Samir Khan, a 24-year-old American citizen who left the country last October, is believed to be the top editor of Inspire, a newly launched online magazine that seeks to recruit members of Al Qaeda in the Arabian Peninsula – the notorious terror group's Yemeni branch that is linked to the attempted bombing of a Detroit-bound U.S. flight last Christmas.

The 67-page online publication, written in colloquial English and launched last month, features flashy graphics and punchy headlines like "Make a Bomb in the Kitchen of Your Mom,” as well an article on global warming said to be written by Bin Laden.

Anwar Al-Awlaki, an America-born cleric linked to several attacks on the U.S., including the Foot Hood massacre and the failed Times Square car bomb plot, has held a prominent role with the site and was thought to be its key proponent. Al-Awlaki, designated by the U.S. Treasury Department on Friday as a key leader in Al Qaeda in the Arabian Peninsula, recently posted an article on the site titled “May Our Souls be Sacrificed for You,” in which he called for the Seattle cartoonist who launched "Everybody Draw Muhammad Day" to be executed.

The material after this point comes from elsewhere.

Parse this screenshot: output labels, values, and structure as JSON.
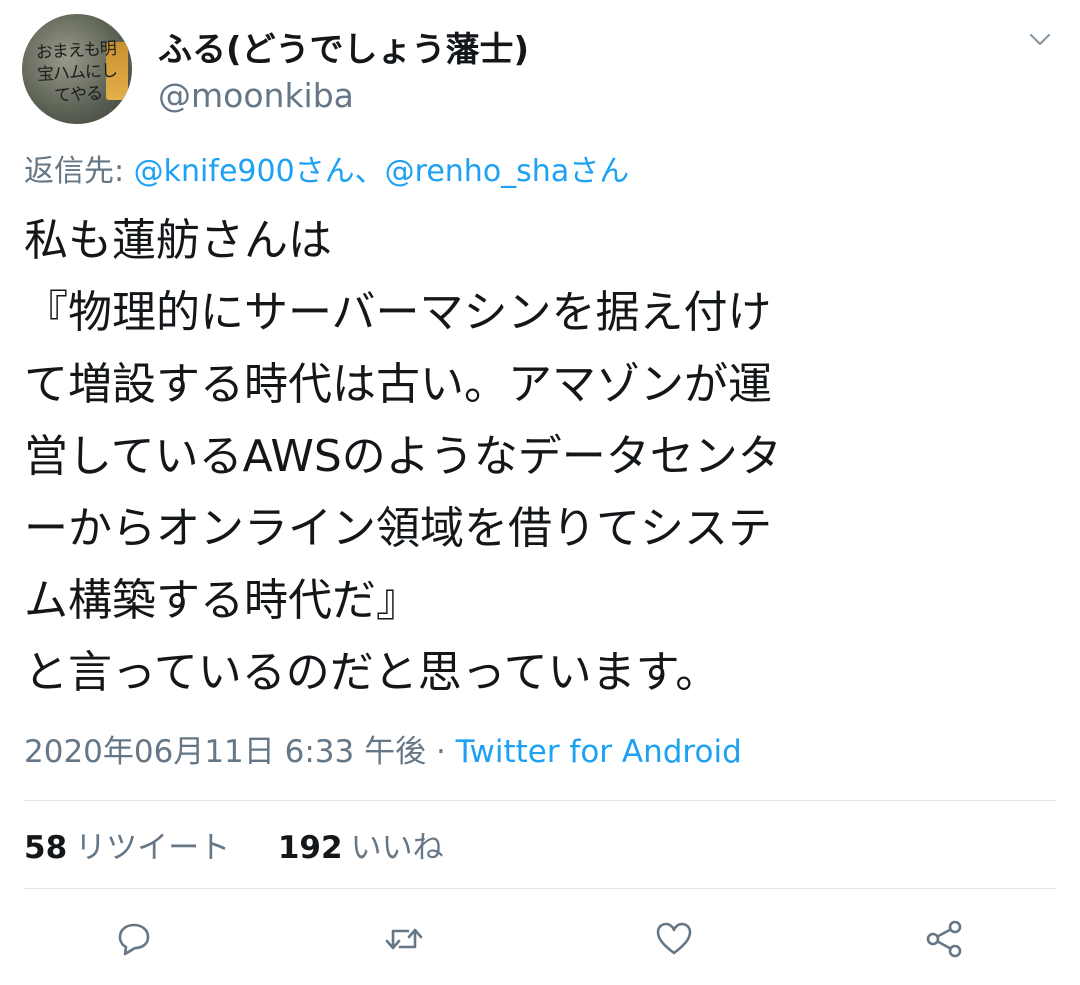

But intelligence sources told Fox News on Monday that they believe Khan, a web-savvy Charlotte, N.C., man who reportedly moved to Yemen to study Arabic, may be the mastermind behind the site – which some in the intelligence community are calling Al Qaeda's most ambitious terrorist recruitment tool to date.

Intelligence analysts say Khan represents a new generation of computer-savvy radicals whose online tactics have become increasingly influential in recruiting violent jihadists abroad and promoting acts of terrorism within the U.S.

"Khan’s capabilities of publishing things fairly quickly and his web savviness elevates him in Al Qaeda’s PR media arm,” said David Draper, director of strategic operations for NEFA, a U.S. terror-watch group. “The launch of this English magazine is extraordinarily important.”

Khan first gained attention in 2007 when intelligence officials began monitoring his militant Islamic blog, "Inshallahshaheed” ("A martyr soon if God wills") from his parents’ home in Charlotte, N.C. Citing free speech laws, U.S. officials never charged him with a crime, arguing that Khan’s website never crossed the line from inflammatory rhetoric to violence.

Khan was born in Saudi Arabia and moved to Queens, N.Y., when he was 7. FoxNews.com profiled Khan in 2008, traveling to Charlotte to interview him about his website, which called for the death of U.S. soldiers in Iraq and featured blood-drenched videos of U.S. troops injured in combat. Khan declined to comment, saying only that the messages on his blog “represent Muslims.”

In a later e-mail sent to FoxNews.com, Khan lashed out at the "arrogance" of the media, saying it should focus instead on converting to Islam. "When you go down in to the earth six feet deep, nothing will matter except what Religion you died upon," he wrote.

Draper and other terrorism analysts say Khan’s new role with the Al Qaeda website gives U.S. officials ample evidence to charge him with aiding a terrorist organization.

Under the Patriot Act, he said, U.S. authorities “have enough to charge him with providing material support."

"You do not have the right to aid and abet a terrorist organization in the United States,” added Neil Livingstone, chairman and CEO of ExecutiveAction LLC, a security consultancy based in Washington. “You can agree with Al Qaeda’s ends and means, but the moment that you start recruiting or sending messages, you’ve run afoul of the law."

Fox News' Catherine Herridge and Justin Fishel contributed to this report